● WHAT YOU ARE ASKED TO DO
Repeat word for word the lines starting at the one with "Extract the structured" and ending at the final line of the material, both ends included; omit pictures.

● TASK INPUT

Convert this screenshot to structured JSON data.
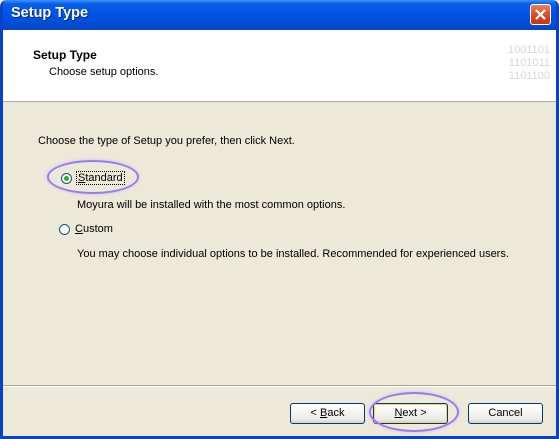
{
  "window": {
    "title": "Setup Type"
  },
  "header": {
    "title": "Setup Type",
    "subtitle": "Choose setup options.",
    "icon_name": "binary-digits-icon",
    "icon_lines": [
      "1001101",
      "1101011",
      "1101100"
    ]
  },
  "body": {
    "prompt": "Choose the type of Setup you prefer, then click Next.",
    "options": [
      {
        "label_mnemonic": "S",
        "label_rest": "tandard",
        "selected": true,
        "description": "Moyura will be installed with the most common options."
      },
      {
        "label_mnemonic": "C",
        "label_rest": "ustom",
        "selected": false,
        "description": "You may choose individual options to be installed. Recommended for experienced users."
      }
    ]
  },
  "footer": {
    "back": {
      "prefix": "< ",
      "mnemonic": "B",
      "rest": "ack"
    },
    "next": {
      "mnemonic": "N",
      "rest": "ext >"
    },
    "cancel": "Cancel"
  },
  "colors": {
    "titlebar": "#0053e4",
    "highlight": "#9a7af0",
    "radio_dot": "#2db128"
  }
}
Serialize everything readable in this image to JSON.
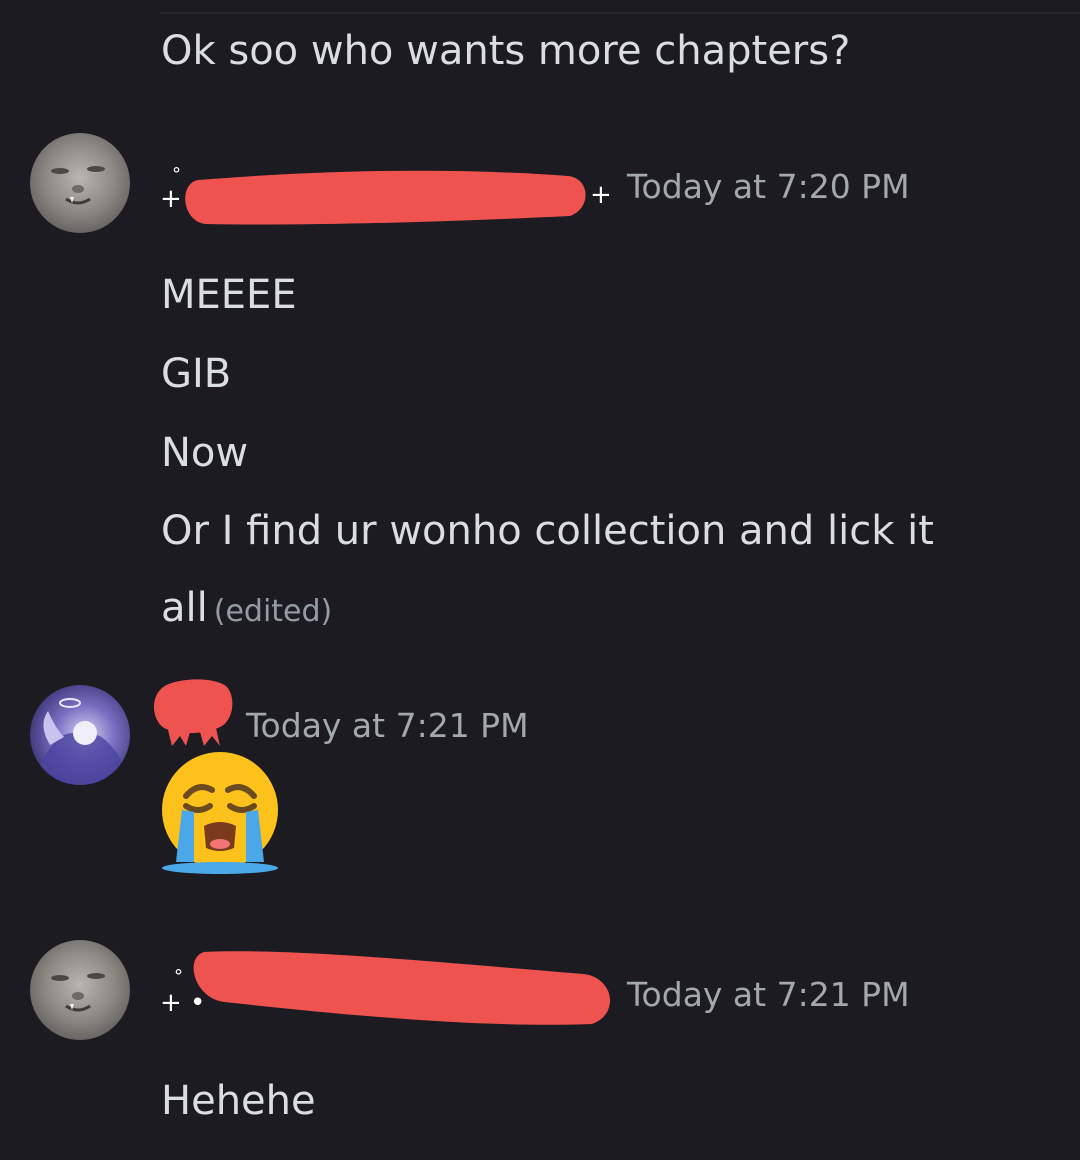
{
  "chat": {
    "previous_message": "Ok soo who wants more chapters?",
    "messages": [
      {
        "author_redacted": true,
        "avatar": "grey-cat-avatar",
        "timestamp": "Today at 7:20 PM",
        "lines": [
          "MEEEE",
          "GIB",
          "Now",
          "Or I find ur wonho collection and lick it",
          "all"
        ],
        "edited_label": "(edited)"
      },
      {
        "author_redacted": true,
        "avatar": "anime-angel-avatar",
        "timestamp": "Today at 7:21 PM",
        "emoji": "loudly-crying-face-icon"
      },
      {
        "author_redacted": true,
        "avatar": "grey-cat-avatar",
        "timestamp": "Today at 7:21 PM",
        "lines": [
          "Hehehe"
        ]
      }
    ]
  },
  "colors": {
    "background": "#1b1b21",
    "text": "#dbdee1",
    "muted": "#a3a7ae",
    "redaction": "#ef5350"
  }
}
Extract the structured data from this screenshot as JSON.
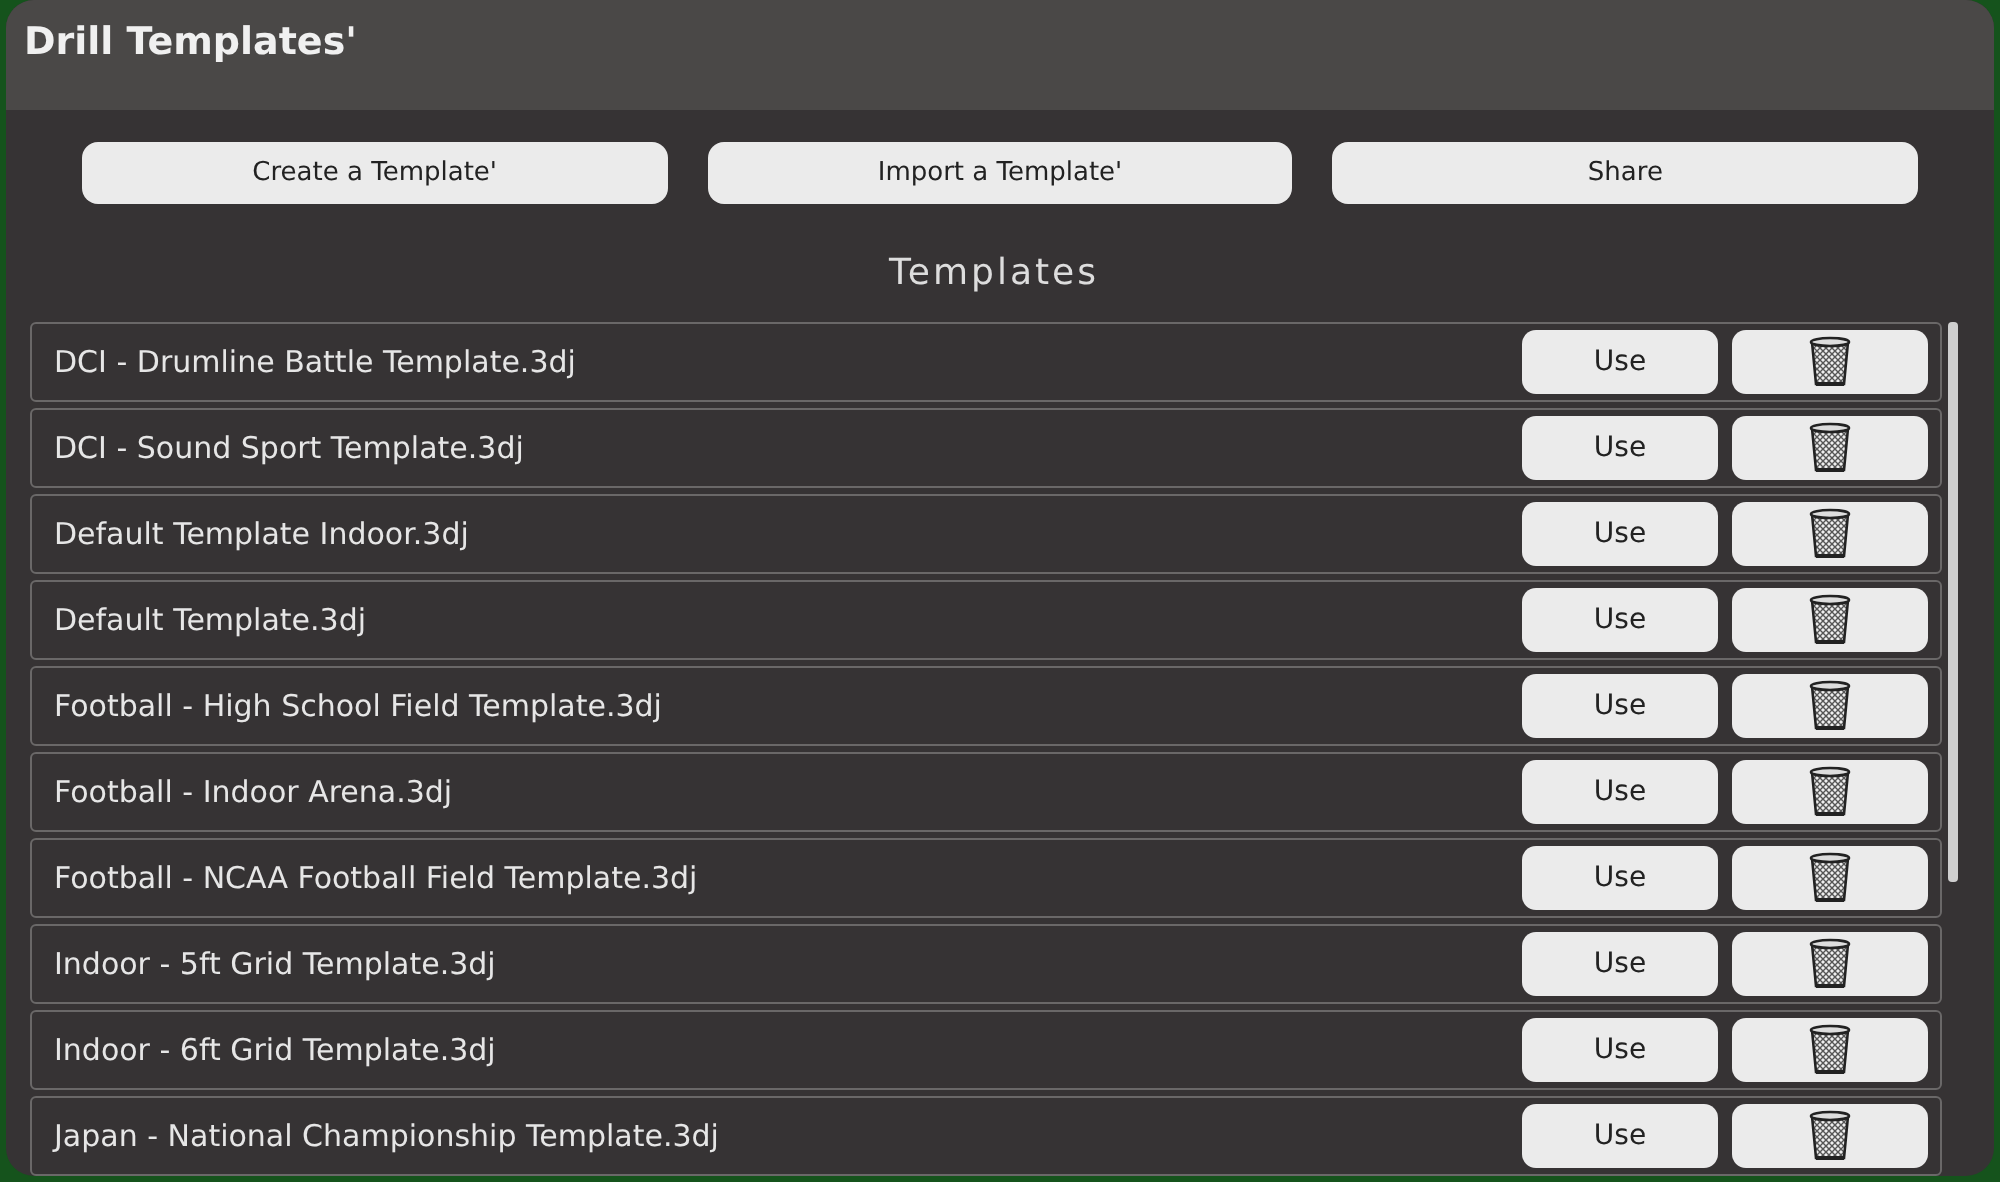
{
  "window": {
    "title": "Drill Templates'"
  },
  "actions": [
    "Create a Template'",
    "Import a Template'",
    "Share"
  ],
  "section_title": "Templates",
  "templates": [
    {
      "name": "DCI - Drumline Battle Template.3dj",
      "use_label": "Use"
    },
    {
      "name": "DCI - Sound Sport Template.3dj",
      "use_label": "Use"
    },
    {
      "name": "Default Template Indoor.3dj",
      "use_label": "Use"
    },
    {
      "name": "Default Template.3dj",
      "use_label": "Use"
    },
    {
      "name": "Football - High School Field Template.3dj",
      "use_label": "Use"
    },
    {
      "name": "Football - Indoor Arena.3dj",
      "use_label": "Use"
    },
    {
      "name": "Football - NCAA Football Field Template.3dj",
      "use_label": "Use"
    },
    {
      "name": "Indoor - 5ft Grid Template.3dj",
      "use_label": "Use"
    },
    {
      "name": "Indoor - 6ft Grid Template.3dj",
      "use_label": "Use"
    },
    {
      "name": "Japan - National Championship Template.3dj",
      "use_label": "Use"
    }
  ]
}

● TASK OUTPUT
Extract the structured data from this screenshot as JSON.
{
  "window": {
    "title": "Drill Templates'"
  },
  "actions": [
    "Create a Template'",
    "Import a Template'",
    "Share"
  ],
  "section_title": "Templates",
  "templates": [
    {
      "name": "DCI - Drumline Battle Template.3dj",
      "use_label": "Use"
    },
    {
      "name": "DCI - Sound Sport Template.3dj",
      "use_label": "Use"
    },
    {
      "name": "Default Template Indoor.3dj",
      "use_label": "Use"
    },
    {
      "name": "Default Template.3dj",
      "use_label": "Use"
    },
    {
      "name": "Football - High School Field Template.3dj",
      "use_label": "Use"
    },
    {
      "name": "Football - Indoor Arena.3dj",
      "use_label": "Use"
    },
    {
      "name": "Football - NCAA Football Field Template.3dj",
      "use_label": "Use"
    },
    {
      "name": "Indoor - 5ft Grid Template.3dj",
      "use_label": "Use"
    },
    {
      "name": "Indoor - 6ft Grid Template.3dj",
      "use_label": "Use"
    },
    {
      "name": "Japan - National Championship Template.3dj",
      "use_label": "Use"
    }
  ]
}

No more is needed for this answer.